Magic is real… well it certainly is at His Majesty’s.
How else do you explain being transported away from dreich winter in Aberdeen to the glittering, enchanting world of Aberdonia for two hours?
And in this spellbinding Cinderella there’s a wealth of marvellous music, spectacular sets and costumes and, more than enough laughter to drive away any cares you might have.
As for magic being real, wait till you see the carriage taking Cinders to the ball. Just wow.
Old panto hands will have noticed new faces… a lot of them. In fact, this year’s festive treat from HMT has a real ensemble feel to it – which means more star power to entertain you.
Louie Spence is a dazzling Dandini, in constant motion, with all the dance moves you’d expect while camping it up to 11. But he is also just playfully funny, warm and engaging, always keeping the risque on the right side of risky.
At one point, Laura Main belts out a number called Fabulous Fairy, and that’s what she is. She’s clearly having a ball playing the Fairy Godmother to her home town, with charm, infectious humour and a great voice.
Making his debut in the daft boy role as Buttons, Paul James Corrigan wastes little time winning over the audience.
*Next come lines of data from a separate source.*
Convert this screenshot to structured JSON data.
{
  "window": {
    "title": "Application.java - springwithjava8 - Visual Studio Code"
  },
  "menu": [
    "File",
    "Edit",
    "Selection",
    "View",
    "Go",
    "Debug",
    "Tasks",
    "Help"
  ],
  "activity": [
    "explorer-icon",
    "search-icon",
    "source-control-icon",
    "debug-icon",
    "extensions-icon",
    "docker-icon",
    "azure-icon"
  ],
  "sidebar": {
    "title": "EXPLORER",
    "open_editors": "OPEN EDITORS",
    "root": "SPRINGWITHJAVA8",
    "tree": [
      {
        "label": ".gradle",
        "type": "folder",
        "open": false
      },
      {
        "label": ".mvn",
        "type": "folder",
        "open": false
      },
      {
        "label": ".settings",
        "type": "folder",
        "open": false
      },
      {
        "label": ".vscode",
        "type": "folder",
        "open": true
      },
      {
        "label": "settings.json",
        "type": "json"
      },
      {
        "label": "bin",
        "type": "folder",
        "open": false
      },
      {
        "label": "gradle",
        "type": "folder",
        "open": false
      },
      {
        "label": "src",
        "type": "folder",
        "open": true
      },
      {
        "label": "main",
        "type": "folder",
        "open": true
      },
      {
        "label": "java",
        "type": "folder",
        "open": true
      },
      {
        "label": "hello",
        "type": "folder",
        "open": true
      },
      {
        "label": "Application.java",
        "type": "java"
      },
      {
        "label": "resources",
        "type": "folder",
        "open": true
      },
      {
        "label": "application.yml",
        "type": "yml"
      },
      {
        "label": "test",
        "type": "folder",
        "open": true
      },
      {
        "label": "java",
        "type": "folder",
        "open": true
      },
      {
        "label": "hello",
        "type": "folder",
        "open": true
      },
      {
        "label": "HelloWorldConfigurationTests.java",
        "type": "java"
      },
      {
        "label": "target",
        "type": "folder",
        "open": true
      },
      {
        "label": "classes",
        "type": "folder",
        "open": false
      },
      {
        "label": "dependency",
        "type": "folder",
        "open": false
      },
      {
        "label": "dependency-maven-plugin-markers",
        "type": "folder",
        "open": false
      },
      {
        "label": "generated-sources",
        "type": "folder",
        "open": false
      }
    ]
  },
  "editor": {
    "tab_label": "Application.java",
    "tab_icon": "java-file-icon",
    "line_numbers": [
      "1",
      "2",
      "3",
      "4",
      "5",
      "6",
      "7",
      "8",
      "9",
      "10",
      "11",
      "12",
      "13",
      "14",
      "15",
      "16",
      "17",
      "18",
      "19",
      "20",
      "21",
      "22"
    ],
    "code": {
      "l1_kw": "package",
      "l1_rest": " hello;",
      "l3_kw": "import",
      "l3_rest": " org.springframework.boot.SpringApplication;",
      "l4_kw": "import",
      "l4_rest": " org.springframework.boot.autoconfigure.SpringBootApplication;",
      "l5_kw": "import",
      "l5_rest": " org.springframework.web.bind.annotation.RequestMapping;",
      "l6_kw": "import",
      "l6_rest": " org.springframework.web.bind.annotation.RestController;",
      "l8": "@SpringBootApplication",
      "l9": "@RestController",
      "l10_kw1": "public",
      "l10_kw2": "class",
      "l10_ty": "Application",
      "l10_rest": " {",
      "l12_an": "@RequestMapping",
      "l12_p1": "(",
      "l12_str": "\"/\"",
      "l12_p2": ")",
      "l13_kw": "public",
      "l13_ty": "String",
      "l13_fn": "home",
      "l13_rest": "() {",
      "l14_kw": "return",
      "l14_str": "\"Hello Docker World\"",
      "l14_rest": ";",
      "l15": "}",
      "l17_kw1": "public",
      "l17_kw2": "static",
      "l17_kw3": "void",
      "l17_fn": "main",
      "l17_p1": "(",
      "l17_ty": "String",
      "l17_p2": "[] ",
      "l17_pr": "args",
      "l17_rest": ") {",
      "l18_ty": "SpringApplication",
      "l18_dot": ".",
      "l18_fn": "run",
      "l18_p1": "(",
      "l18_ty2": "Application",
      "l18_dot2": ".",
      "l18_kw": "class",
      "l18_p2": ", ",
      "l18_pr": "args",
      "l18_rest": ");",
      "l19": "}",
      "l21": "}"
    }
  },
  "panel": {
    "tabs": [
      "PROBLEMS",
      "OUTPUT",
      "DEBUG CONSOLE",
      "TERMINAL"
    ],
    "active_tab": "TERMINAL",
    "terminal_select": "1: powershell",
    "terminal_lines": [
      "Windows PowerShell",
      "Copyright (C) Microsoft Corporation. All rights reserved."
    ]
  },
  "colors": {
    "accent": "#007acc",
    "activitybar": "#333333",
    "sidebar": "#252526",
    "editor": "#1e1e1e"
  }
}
Physical, funny and with a delicious silly streak, it would be surpising if he doesn’t become a much-loved fixture of HMT’s pantos.
Meanwhile Joy McAvoy and Sally Howitt work the boo-hisses as the wickedly Wicked Stepsisters.
There is, of course, still a familiar face as Alan McHugh returns to his role of dame, again writing the hilarous script and this time stepping up as director. Busy, but brilliant.
There are almost too many stand-out moments to pick out in his Cinderella… the fast and furious word play of Sushi Susie, a brilliant balloon ballet with Alan and Louie, most of the cast in a slapstick knockabout sequence that deserves the roar it receives, a rogue Alexa song sampling (making Laura corpse outrageously). So let’s not pick any of them out. Let’s just say it was all magic.
Run ends January 5.